I often hear this phrase among people in Pakistan (or Pakistanis in America) who have had experiences living in other countries, where they live and work among Jewish people and have Jewish friends. “I’m against Israel’s genocidal policies/occupation of Palestine/the existence of Israel as an apartheid state but I’m not anti-Semitic.” It is a way of establishing one’s position vis-a-vis the Israeli-Palestinian conflict while still assuring our Jewish friends that we are not against their religion or them as Jews.
Does it work? Is it believable or credible? Or is Israel so indivisible from Jewishness that this is an impossible position to take?
I don’t have all the answers. I do feel, though, that we need to tread carefully when we talk about being “anti-Israel but not anti-Semitic” as Muslims, Pakistanis, or anyone else who is not Jewish and feels an affinity with Arabs and Palestinians because we imagine Islam compels us to do so.

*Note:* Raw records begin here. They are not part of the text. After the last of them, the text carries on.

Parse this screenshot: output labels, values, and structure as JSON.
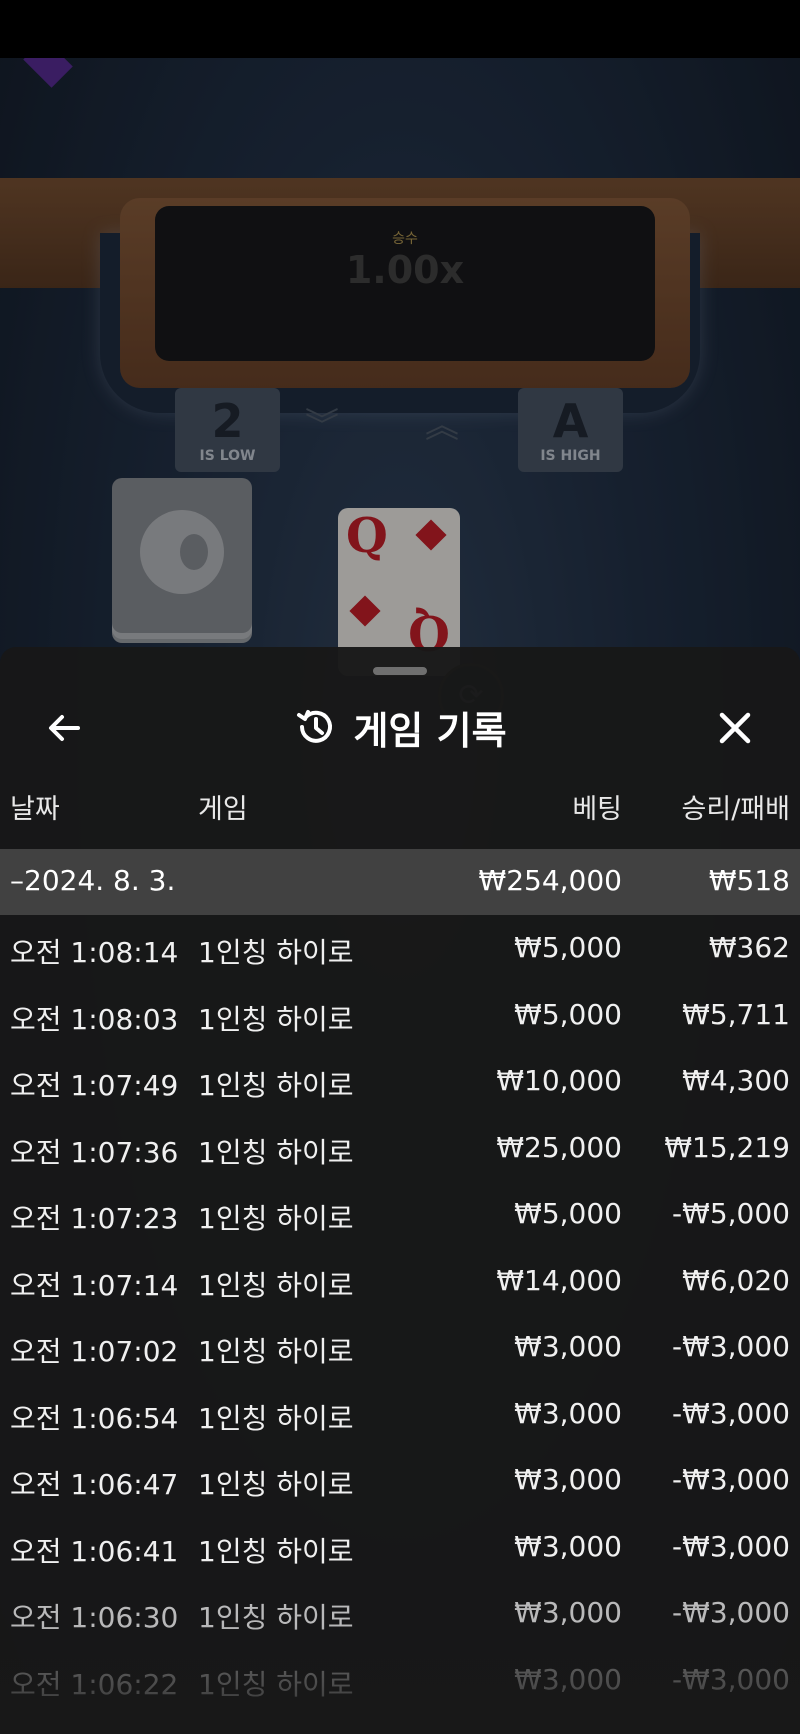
{
  "game_table": {
    "multiplier_label": "승수",
    "multiplier_value": "1.00x",
    "low_tile": {
      "rank": "2",
      "caption": "IS LOW"
    },
    "high_tile": {
      "rank": "A",
      "caption": "IS HIGH"
    },
    "current_card": {
      "rank": "Q",
      "suit": "diamonds"
    },
    "accent_color": "#c8202a"
  },
  "panel": {
    "title": "게임 기록",
    "icons": {
      "back": "arrow-left-icon",
      "history": "history-icon",
      "close": "close-icon"
    }
  },
  "table": {
    "headers": {
      "date": "날짜",
      "game": "게임",
      "bet": "베팅",
      "win_loss": "승리/패배"
    },
    "summary": {
      "date": "–2024. 8. 3.",
      "bet": "₩254,000",
      "win_loss": "₩518"
    },
    "rows": [
      {
        "time": "오전 1:08:14",
        "game": "1인칭 하이로",
        "bet": "₩5,000",
        "win_loss": "₩362"
      },
      {
        "time": "오전 1:08:03",
        "game": "1인칭 하이로",
        "bet": "₩5,000",
        "win_loss": "₩5,711"
      },
      {
        "time": "오전 1:07:49",
        "game": "1인칭 하이로",
        "bet": "₩10,000",
        "win_loss": "₩4,300"
      },
      {
        "time": "오전 1:07:36",
        "game": "1인칭 하이로",
        "bet": "₩25,000",
        "win_loss": "₩15,219"
      },
      {
        "time": "오전 1:07:23",
        "game": "1인칭 하이로",
        "bet": "₩5,000",
        "win_loss": "-₩5,000"
      },
      {
        "time": "오전 1:07:14",
        "game": "1인칭 하이로",
        "bet": "₩14,000",
        "win_loss": "₩6,020"
      },
      {
        "time": "오전 1:07:02",
        "game": "1인칭 하이로",
        "bet": "₩3,000",
        "win_loss": "-₩3,000"
      },
      {
        "time": "오전 1:06:54",
        "game": "1인칭 하이로",
        "bet": "₩3,000",
        "win_loss": "-₩3,000"
      },
      {
        "time": "오전 1:06:47",
        "game": "1인칭 하이로",
        "bet": "₩3,000",
        "win_loss": "-₩3,000"
      },
      {
        "time": "오전 1:06:41",
        "game": "1인칭 하이로",
        "bet": "₩3,000",
        "win_loss": "-₩3,000"
      },
      {
        "time": "오전 1:06:30",
        "game": "1인칭 하이로",
        "bet": "₩3,000",
        "win_loss": "-₩3,000"
      },
      {
        "time": "오전 1:06:22",
        "game": "1인칭 하이로",
        "bet": "₩3,000",
        "win_loss": "-₩3,000"
      }
    ]
  }
}
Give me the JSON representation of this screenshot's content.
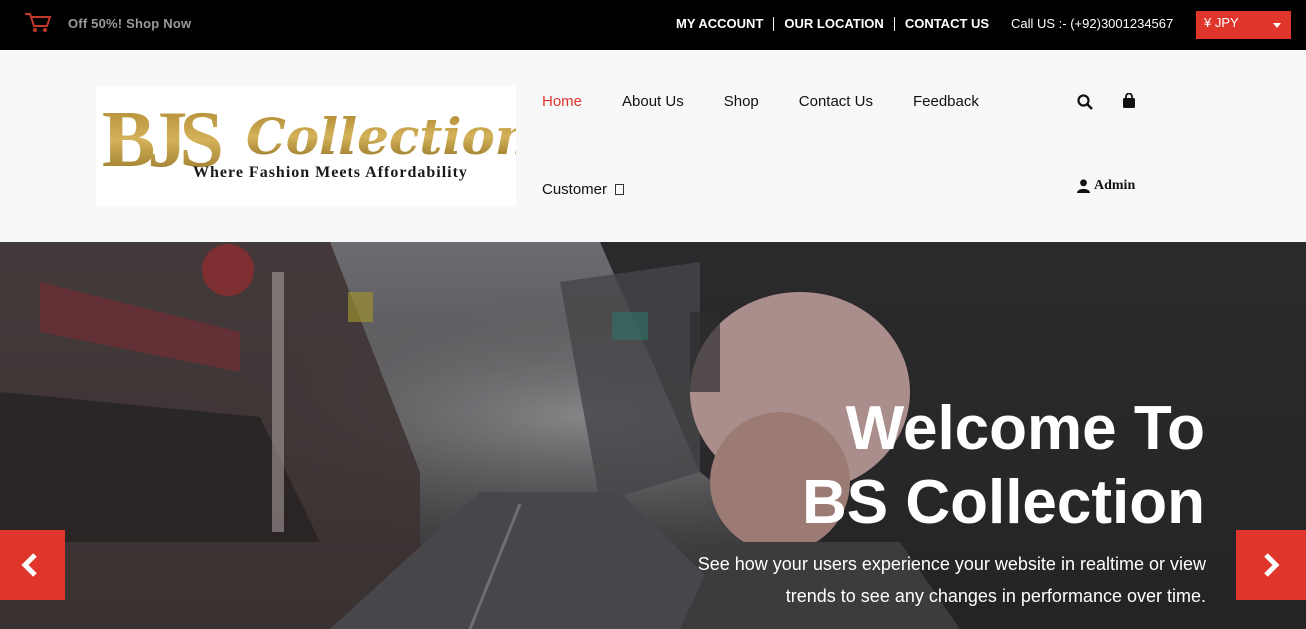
{
  "topbar": {
    "promo_icon": "cart-icon",
    "promo_text": "Off 50%! Shop Now",
    "links": [
      "MY ACCOUNT",
      "OUR LOCATION",
      "CONTACT US"
    ],
    "phone": "Call US :- (+92)3001234567",
    "currency": "¥ JPY"
  },
  "logo": {
    "initials": "BJS",
    "word": "Collection",
    "tagline": "Where Fashion Meets Affordability"
  },
  "nav": {
    "items": [
      "Home",
      "About Us",
      "Shop",
      "Contact Us",
      "Feedback"
    ],
    "active": "Home",
    "customer": "Customer",
    "admin": "Admin"
  },
  "hero": {
    "title_line1": "Welcome To",
    "title_line2": "BS Collection",
    "subtitle_line1": "See how your users experience your website in realtime or view",
    "subtitle_line2": "trends to see any changes in performance over time."
  },
  "colors": {
    "accent": "#e0352b",
    "topbar_bg": "#000000",
    "header_bg": "#f7f8fa",
    "logo_gold": "#b8912f"
  }
}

Imagine this: that a friend comes up to you and says, “I’m against Pakistan/its oppressive policies against the Pashtuns/the genocide in Baluchistan but I’m not against Islam.”
Would that make sense to you?

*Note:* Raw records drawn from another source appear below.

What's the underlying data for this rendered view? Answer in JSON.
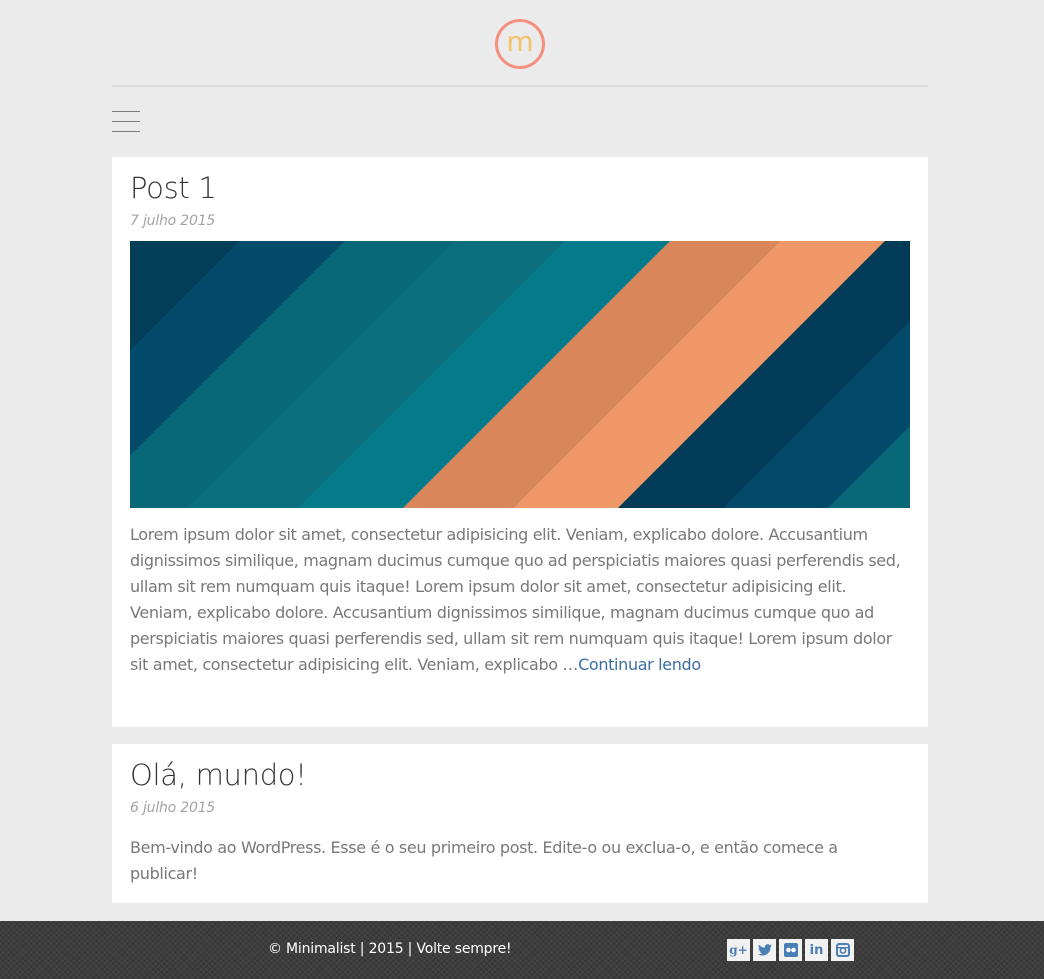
{
  "site": {
    "logo_letter": "m",
    "logo_color": "#f5c26b",
    "logo_ring_color": "#f6907e"
  },
  "menu": {
    "icon": "hamburger-menu-icon"
  },
  "posts": [
    {
      "title": "Post 1",
      "date": "7 julho 2015",
      "image": "diagonal-stripes-featured-image",
      "excerpt": "Lorem ipsum dolor sit amet, consectetur adipisicing elit. Veniam, explicabo dolore. Accusantium dignissimos similique, magnam ducimus cumque quo ad perspiciatis maiores quasi perferendis sed, ullam sit rem numquam quis itaque! Lorem ipsum dolor sit amet, consectetur adipisicing elit. Veniam, explicabo dolore. Accusantium dignissimos similique, magnam ducimus cumque quo ad perspiciatis maiores quasi perferendis sed, ullam sit rem numquam quis itaque! Lorem ipsum dolor sit amet, consectetur adipisicing elit. Veniam, explicabo …",
      "read_more": "Continuar lendo"
    },
    {
      "title": "Olá, mundo!",
      "date": "6 julho 2015",
      "excerpt": "Bem-vindo ao WordPress. Esse é o seu primeiro post. Edite-o ou exclua-o, e então comece a publicar!"
    }
  ],
  "footer": {
    "copyright": "© Minimalist | 2015 | Volte sempre!",
    "social": [
      {
        "name": "google-plus-icon",
        "glyph": "g+"
      },
      {
        "name": "twitter-icon",
        "glyph": ""
      },
      {
        "name": "flickr-icon",
        "glyph": ""
      },
      {
        "name": "linkedin-icon",
        "glyph": "in"
      },
      {
        "name": "instagram-icon",
        "glyph": ""
      }
    ]
  },
  "colors": {
    "link": "#3a6ea5",
    "background": "#ebebeb",
    "footer": "#3d3d3d"
  }
}
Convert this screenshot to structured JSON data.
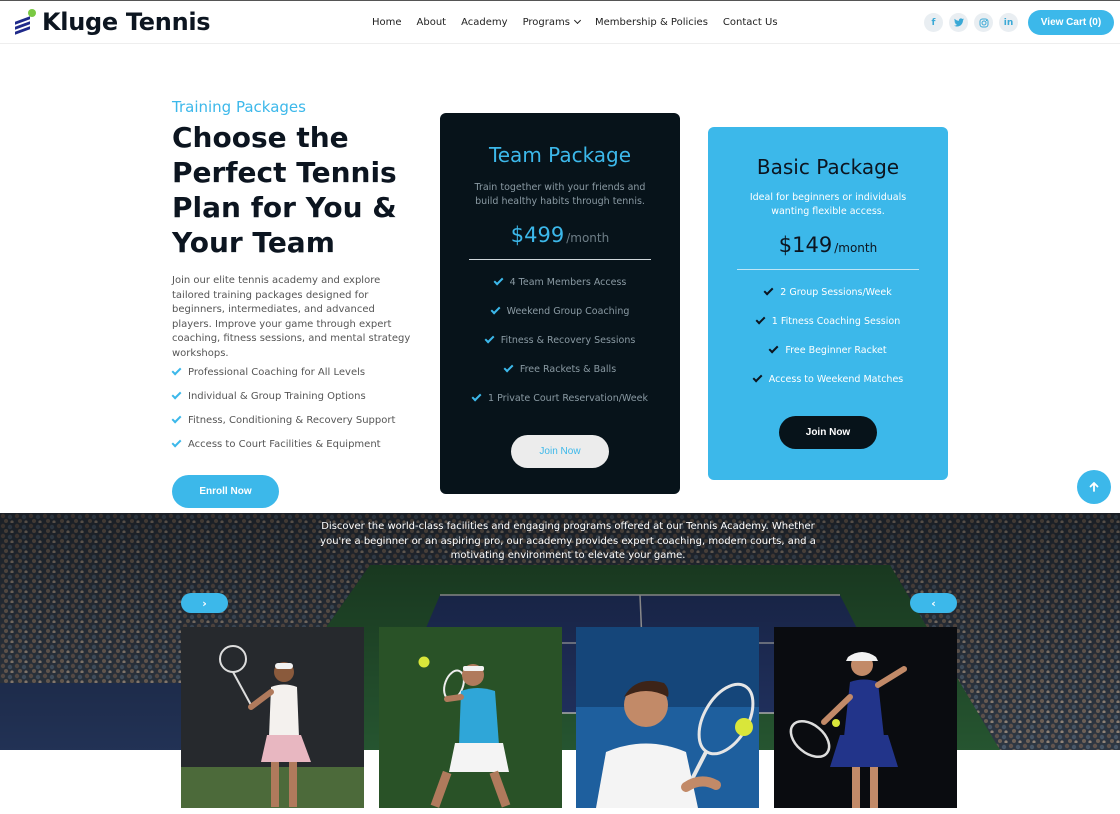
{
  "header": {
    "brand": "Kluge Tennis",
    "nav": [
      {
        "label": "Home"
      },
      {
        "label": "About"
      },
      {
        "label": "Academy"
      },
      {
        "label": "Programs"
      },
      {
        "label": "Membership & Policies"
      },
      {
        "label": "Contact Us"
      }
    ],
    "socials": [
      {
        "icon": "facebook-icon",
        "glyph": "f"
      },
      {
        "icon": "twitter-icon",
        "glyph": "t"
      },
      {
        "icon": "instagram-icon",
        "glyph": "◎"
      },
      {
        "icon": "linkedin-icon",
        "glyph": "in"
      }
    ],
    "cart_label": "View Cart (0)"
  },
  "intro": {
    "eyebrow": "Training Packages",
    "headline": "Choose the Perfect Tennis Plan for You & Your Team",
    "description": "Join our elite tennis academy and explore tailored training packages designed for beginners, intermediates, and advanced players. Improve your game through expert coaching, fitness sessions, and mental strategy workshops.",
    "checklist": [
      "Professional Coaching for All Levels",
      "Individual & Group Training Options",
      "Fitness, Conditioning & Recovery Support",
      "Access to Court Facilities & Equipment"
    ],
    "enroll_label": "Enroll Now"
  },
  "packages": [
    {
      "title": "Team Package",
      "description": "Train together with your friends and build healthy habits through tennis.",
      "price": "$499",
      "period": "/month",
      "features": [
        "4 Team Members Access",
        "Weekend Group Coaching",
        "Fitness & Recovery Sessions",
        "Free Rackets & Balls",
        "1 Private Court Reservation/Week"
      ],
      "cta": "Join Now"
    },
    {
      "title": "Basic Package",
      "description": "Ideal for beginners or individuals wanting flexible access.",
      "price": "$149",
      "period": "/month",
      "features": [
        "2 Group Sessions/Week",
        "1 Fitness Coaching Session",
        "Free Beginner Racket",
        "Access to Weekend Matches"
      ],
      "cta": "Join Now"
    }
  ],
  "banner": {
    "text": "Discover the world-class facilities and engaging programs offered at our Tennis Academy. Whether you're a beginner or an aspiring pro, our academy provides expert coaching, modern courts, and a motivating environment to elevate your game."
  },
  "carousel": {
    "next_glyph": "›",
    "prev_glyph": "‹"
  },
  "colors": {
    "accent": "#3cb8ea",
    "dark": "#07131a"
  }
}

Pakistan is so deeply identified with Islam that it would be a Herculean task to separate one from the other. If an outsider were to make the statement “I’m against Pakistan but I’m not against Islam” you would immediately feel alienated and on the defensive, as if your identity as a Pakistani Muslim was being threatened or called into question. However, if a Pakistani talked about opposing policies espoused by the Pakistani government, you would know they were speaking with an insider’s view, with an understanding of context, and with a deep love for the country despite its mistakes and missteps.

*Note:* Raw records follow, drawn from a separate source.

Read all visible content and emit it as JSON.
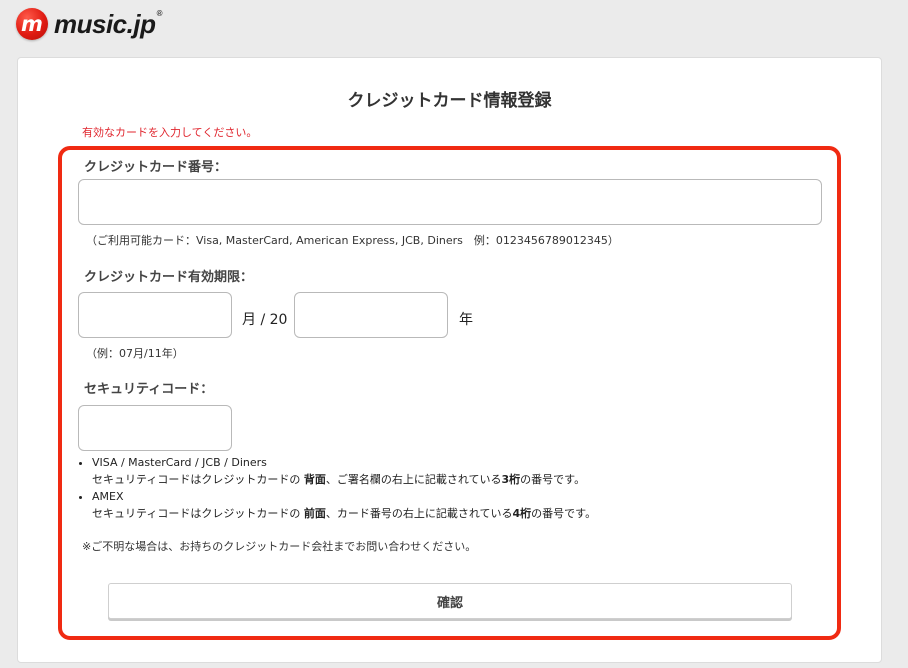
{
  "header": {
    "logo_mark": "m",
    "logo_text": "music.jp",
    "logo_reg": "®"
  },
  "page": {
    "title": "クレジットカード情報登録",
    "error": "有効なカードを入力してください。"
  },
  "card_number": {
    "label": "クレジットカード番号：",
    "value": "",
    "note": "（ご利用可能カード：Visa, MasterCard, American Express, JCB, Diners　例：0123456789012345）"
  },
  "expiry": {
    "label": "クレジットカード有効期限：",
    "month_value": "",
    "month_sep": "月 / 20",
    "year_value": "",
    "year_sep": "年",
    "note": "（例：07月/11年）"
  },
  "security": {
    "label": "セキュリティコード：",
    "value": "",
    "items": [
      {
        "brand": "VISA / MasterCard / JCB / Diners",
        "desc_pre": "セキュリティコードはクレジットカードの ",
        "desc_b1": "背面",
        "desc_mid": "、ご署名欄の右上に記載されている",
        "desc_b2": "3桁",
        "desc_post": "の番号です。"
      },
      {
        "brand": "AMEX",
        "desc_pre": "セキュリティコードはクレジットカードの ",
        "desc_b1": "前面",
        "desc_mid": "、カード番号の右上に記載されている",
        "desc_b2": "4桁",
        "desc_post": "の番号です。"
      }
    ],
    "footnote": "※ご不明な場合は、お持ちのクレジットカード会社までお問い合わせください。"
  },
  "confirm_label": "確認",
  "colors": {
    "accent_red": "#f02a12",
    "error_red": "#e0262e",
    "background": "#ebebeb"
  }
}
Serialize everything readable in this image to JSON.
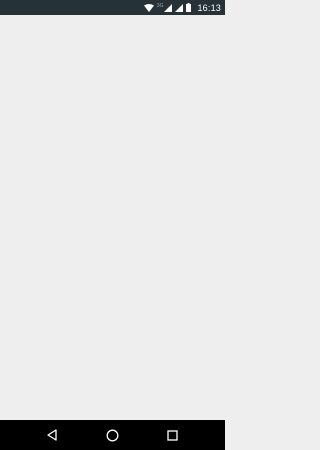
{
  "status_bar": {
    "time": "16:13",
    "network_type": "3G",
    "icons": [
      "wifi-icon",
      "signal-icon",
      "signal-icon",
      "battery-icon"
    ],
    "background_color": "#263238"
  },
  "content": {
    "background_color": "#eeeeee"
  },
  "nav_bar": {
    "buttons": [
      "back-icon",
      "home-icon",
      "recents-icon"
    ],
    "background_color": "#000000"
  }
}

So too it is with Israel: when we speak of being “against” Israel but not against Judaism, we are not realizing what we are saying and how it is perceived (Please note that I am not saying a pro-Palestinian stance is undesirable or that we must not call out nations that engage in occupation and oppression). But trying to hedge your bets, as someone who is not Jewish, may strike someone as insincere at best, dishonest at worst, and agenda-driven regardless.
It is probably best to give the space to those Jews and those Israelis who understand the system and religion to lead the movement and protest against its oppressions and injustices. And there are many Jews and many Israelis of conscience who do understand and who do oppose those policies and who do lead the protests. We as Pakistanis, Muslims, and non-Jews, can support those Israeli voices and amplify their message, while remaining pro-Palestinian in a political sense.
But we must always bear in mind that Jews around the world still hold the idea of Israel, a homeland for their people, dear to their hearts.
Tread carefully, because you tread on their dreams, to paraphrase Yeats.